The above preview is unformatted text

This student written piece of work is one of many that can be found in our GCSE Joseph Conrad section.

Found what you're looking for?

  • Start learning 29% faster today
  • 150,000+ documents available
  • Just £6.99 a month

Not the one? Search for your essay title...
  • Join over 1.2 million students every month
  • Accelerate your learning by 29%
  • Unlimited access from just £6.99 per month

See related essaysSee related essays

Related GCSE Joseph Conrad essays

  1. Discuss The Title Of Conrad's Novel 'Heart Of Darkness'.

    Marlow, meanwhile, is at conflict within himself, half wanting to seek strength in him, stating, "I respected the fellow." The way Marlow stares in awe of the accountant makes him a hypocrite, as earlier he criticised a black man for smartening himself in the presence of Marlow.

  2. How does the preparation for the river journey at the start of Heart of ...

    opinion on Imperialism has been changed to a dark one as Marlow's is, you see this as he says the heart of an immense darkness (page 105) this shows his difference in opinion from the start of the text as he saw the Thames as something light but now he sees it as something dark.

  1. Apocalypse Now Appropriation of Heart of Darkness

    It is these horrifying images of the Vietnam War that Coppola reproduces in 'Apocalypse Now'. Colonialism and Imperialism Heart of Darkness As was established in the previous section, Heart of Darkness exposes the exploitation of African nations by Europeans.
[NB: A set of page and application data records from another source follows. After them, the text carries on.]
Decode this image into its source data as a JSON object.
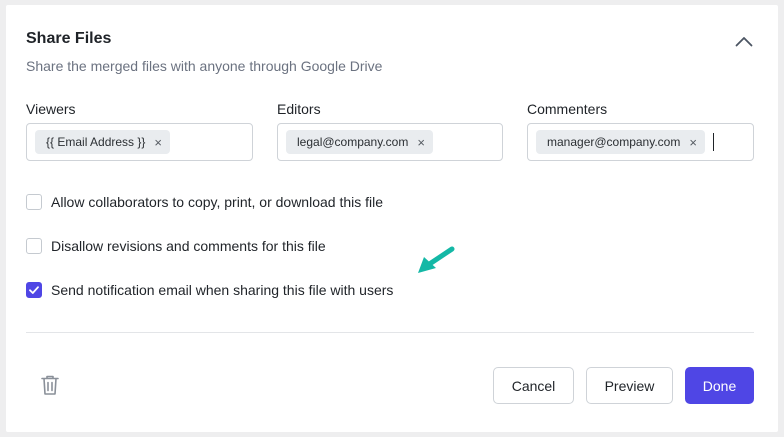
{
  "header": {
    "title": "Share Files",
    "subtitle": "Share the merged files with anyone through Google Drive"
  },
  "fields": {
    "viewers": {
      "label": "Viewers",
      "chip": "{{ Email Address }}",
      "remove": "×"
    },
    "editors": {
      "label": "Editors",
      "chip": "legal@company.com",
      "remove": "×"
    },
    "commenters": {
      "label": "Commenters",
      "chip": "manager@company.com",
      "remove": "×"
    }
  },
  "options": [
    {
      "label": "Allow collaborators to copy, print, or download this file",
      "checked": false
    },
    {
      "label": "Disallow revisions and comments for this file",
      "checked": false
    },
    {
      "label": "Send notification email when sharing this file with users",
      "checked": true
    }
  ],
  "actions": {
    "cancel": "Cancel",
    "preview": "Preview",
    "done": "Done"
  },
  "colors": {
    "primary": "#4f46e5",
    "annotation_arrow": "#14b8a6"
  },
  "icons": {
    "collapse": "chevron-up-icon",
    "delete": "trash-icon",
    "checked": "checkmark-icon",
    "annotation": "arrow-icon"
  }
}
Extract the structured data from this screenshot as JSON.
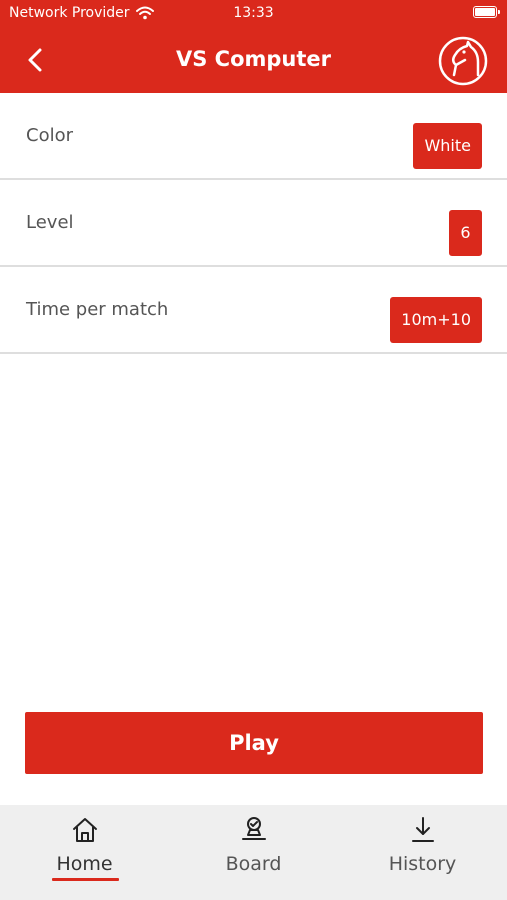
{
  "status": {
    "carrier": "Network Provider",
    "time": "13:33"
  },
  "nav": {
    "title": "VS Computer"
  },
  "settings": [
    {
      "label": "Color",
      "value": "White"
    },
    {
      "label": "Level",
      "value": "6"
    },
    {
      "label": "Time per match",
      "value": "10m+10"
    }
  ],
  "play_label": "Play",
  "tabs": [
    {
      "label": "Home",
      "icon": "home-icon",
      "active": true
    },
    {
      "label": "Board",
      "icon": "board-icon",
      "active": false
    },
    {
      "label": "History",
      "icon": "download-icon",
      "active": false
    }
  ],
  "colors": {
    "accent": "#da291c",
    "tab_bar": "#efefef"
  }
}
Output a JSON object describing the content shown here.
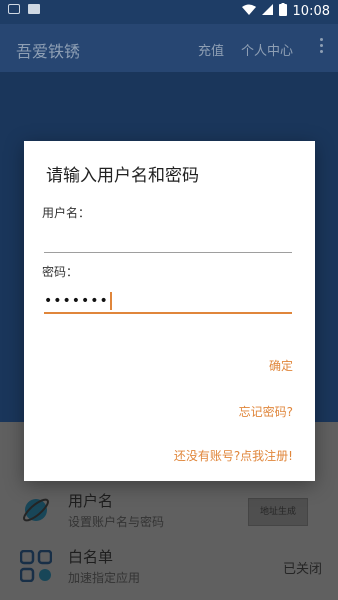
{
  "status_bar": {
    "time": "10:08"
  },
  "app_bar": {
    "title": "吾爱铁锈",
    "recharge": "充值",
    "profile": "个人中心"
  },
  "list": {
    "items": [
      {
        "title": "用户名",
        "subtitle": "设置账户名与密码",
        "chip": "地址生成"
      },
      {
        "title": "白名单",
        "subtitle": "加速指定应用",
        "status": "已关闭"
      }
    ]
  },
  "dialog": {
    "title": "请输入用户名和密码",
    "username_label": "用户名：",
    "username_value": "",
    "password_label": "密码：",
    "password_value": "•••••••",
    "confirm": "确定",
    "forgot": "忘记密码?",
    "register": "还没有账号?点我注册!"
  },
  "colors": {
    "accent": "#e0863b",
    "primary": "#2c4f7f",
    "header": "#1e3d66"
  }
}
Conrad points out the flaws of colonialism including that of the

  2. Conrad's usage of imagery in the "Heart of Darkness"

    There's no initiation either into such mysteries. He has to live in the midst of the incomprehensible, which is detestable. And it has a fascination, too, which goes to work upon him. The fascination of the abomination--you know. Imagine the growing regrets, the longing to escape, the powerless disgust, the surrender, the hate"(Conrad 4).

  1. Is Joseph Conrad a Racist?

    time when the black man's credibility and physical nature was at an all time low and believed to be inhumane. " The African is indeed my brother but my junior brother." Albert Schweitzer, a European missionary who sacrificed brilliant careers in both music and theology, made this statement despite being a Christian missionary.

  2. Comparing "The Darkness Out There" by Penelope Lively, with "The Black Veil" by Charles ...

    This maybe why the many melodramatic moments in "The Black Veil" were also used in an attempt to keep the readers interest. On the other hand, "The Darkness Out There" is aimed at a younger more modern audience as its text is simple, its sentence structure is less complex and therefore is easier to understand than "The Black Veil's.

  1. Good and evil

    Possessing living souls has corrupted all of you, those who lived before and since...the old bark on the trees glow dimly" (Chekhov 50). This remark of the socialist antagonist shows that even the warmth of the aristocracy has come from suffering.

  2. The perfection of a short story lies in the symbiosis between content and form. ...

    The author puts special emphasis on the surname of her heroine, although her first name is never mentioned. Already in the title as well as in the first sentence of the story, where the Sunday is described as being "brilliantly fine" (Mansfield 330), the heroine's name is introduced.

  • Over 160,000 pieces
    of student written work
  • Annotated by
    experienced teachers
  • Ideas and feedback to
    improve your own work